- _DATA TO USE_
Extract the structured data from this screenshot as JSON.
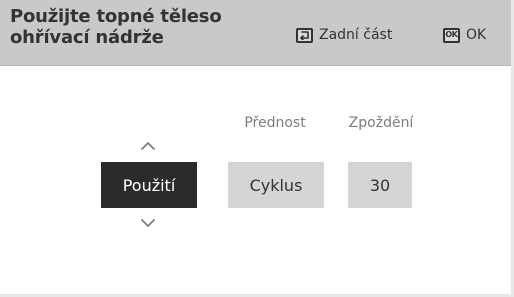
{
  "header": {
    "title": "Použijte topné těleso\nohřívací nádrže",
    "back_label": "Zadní část",
    "ok_icon_text": "OK",
    "ok_label": "OK",
    "back_icon": "back-arrow-icon"
  },
  "settings": {
    "preference_label": "Přednost",
    "delay_label": "Zpoždění",
    "use_value": "Použití",
    "cycle_value": "Cyklus",
    "delay_value": "30"
  },
  "colors": {
    "header_bg": "#c9c9c9",
    "selected_bg": "#2b2b2b",
    "option_bg": "#d5d5d5",
    "text": "#333333",
    "muted_text": "#7d7d7d"
  },
  "icons": [
    "back-arrow-icon",
    "ok-icon",
    "chevron-up-icon",
    "chevron-down-icon"
  ]
}
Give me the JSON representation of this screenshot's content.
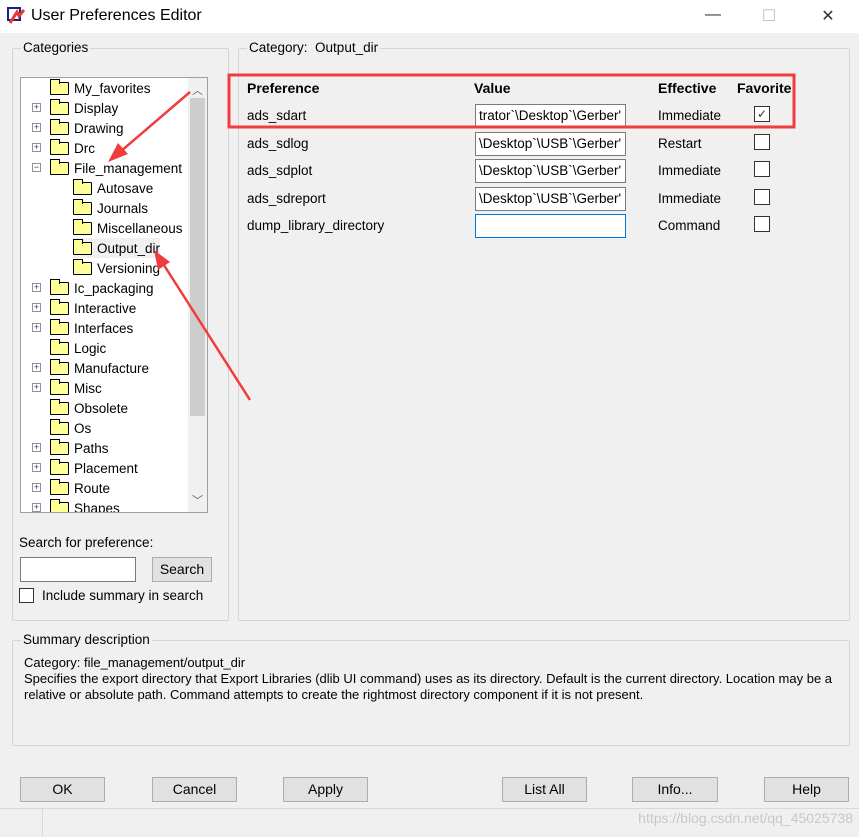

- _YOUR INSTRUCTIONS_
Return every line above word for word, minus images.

- _RESPONSE AREA_
Extract the structured data from this screenshot as JSON.
{
  "header": {
    "title": "Použijte topné těleso\nohřívací nádrže",
    "back_label": "Zadní část",
    "ok_icon_text": "OK",
    "ok_label": "OK",
    "back_icon": "back-arrow-icon"
  },
  "settings": {
    "preference_label": "Přednost",
    "delay_label": "Zpoždění",
    "use_value": "Použití",
    "cycle_value": "Cyklus",
    "delay_value": "30"
  },
  "colors": {
    "header_bg": "#c9c9c9",
    "selected_bg": "#2b2b2b",
    "option_bg": "#d5d5d5",
    "text": "#333333",
    "muted_text": "#7d7d7d"
  },
  "icons": [
    "back-arrow-icon",
    "ok-icon",
    "chevron-up-icon",
    "chevron-down-icon"
  ]
}
Give me the JSON representation of this screenshot's content.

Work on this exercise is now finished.